:: Records supplied ::
..........

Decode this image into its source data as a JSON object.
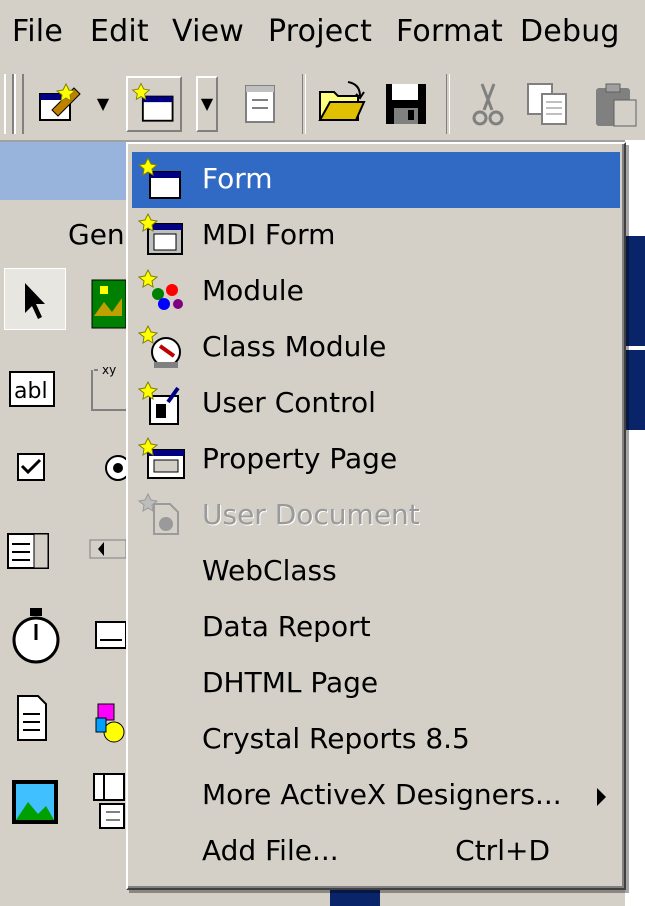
{
  "menubar": {
    "items": [
      "File",
      "Edit",
      "View",
      "Project",
      "Format",
      "Debug"
    ]
  },
  "toolbar": {
    "buttons": [
      "add-project-icon",
      "add-form-icon",
      "menu-editor-icon",
      "open-project-icon",
      "save-project-icon",
      "cut-icon",
      "copy-icon",
      "paste-icon"
    ]
  },
  "toolbox": {
    "tab_label": "Gen",
    "tools": [
      "pointer-icon",
      "picturebox-icon",
      "textbox-icon",
      "frame-icon",
      "checkbox-icon",
      "optionbutton-icon",
      "listbox-icon",
      "hscrollbar-icon",
      "timer-icon",
      "drivelistbox-icon",
      "filelistbox-icon",
      "shape-icon",
      "image-icon",
      "data-icon"
    ]
  },
  "add_menu": {
    "items": [
      {
        "label": "Form",
        "icon": "form-icon",
        "state": "selected"
      },
      {
        "label": "MDI Form",
        "icon": "mdi-form-icon",
        "state": "normal"
      },
      {
        "label": "Module",
        "icon": "module-icon",
        "state": "normal"
      },
      {
        "label": "Class Module",
        "icon": "class-module-icon",
        "state": "normal"
      },
      {
        "label": "User Control",
        "icon": "user-control-icon",
        "state": "normal"
      },
      {
        "label": "Property Page",
        "icon": "property-page-icon",
        "state": "normal"
      },
      {
        "label": "User Document",
        "icon": "user-document-icon",
        "state": "disabled"
      },
      {
        "label": "WebClass",
        "icon": "",
        "state": "normal"
      },
      {
        "label": "Data Report",
        "icon": "",
        "state": "normal"
      },
      {
        "label": "DHTML Page",
        "icon": "",
        "state": "normal"
      },
      {
        "label": "Crystal Reports 8.5",
        "icon": "",
        "state": "normal"
      },
      {
        "label": "More ActiveX Designers...",
        "icon": "",
        "state": "submenu"
      },
      {
        "label": "Add File...",
        "icon": "",
        "state": "normal",
        "shortcut": "Ctrl+D"
      }
    ]
  },
  "colors": {
    "highlight": "#316ac5",
    "face": "#d4d0c8",
    "title_blue": "#0a246a"
  }
}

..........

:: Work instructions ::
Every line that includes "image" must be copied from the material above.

:: Answer section ::
Decode this image into its source data as a JSON object.
      "image-icon",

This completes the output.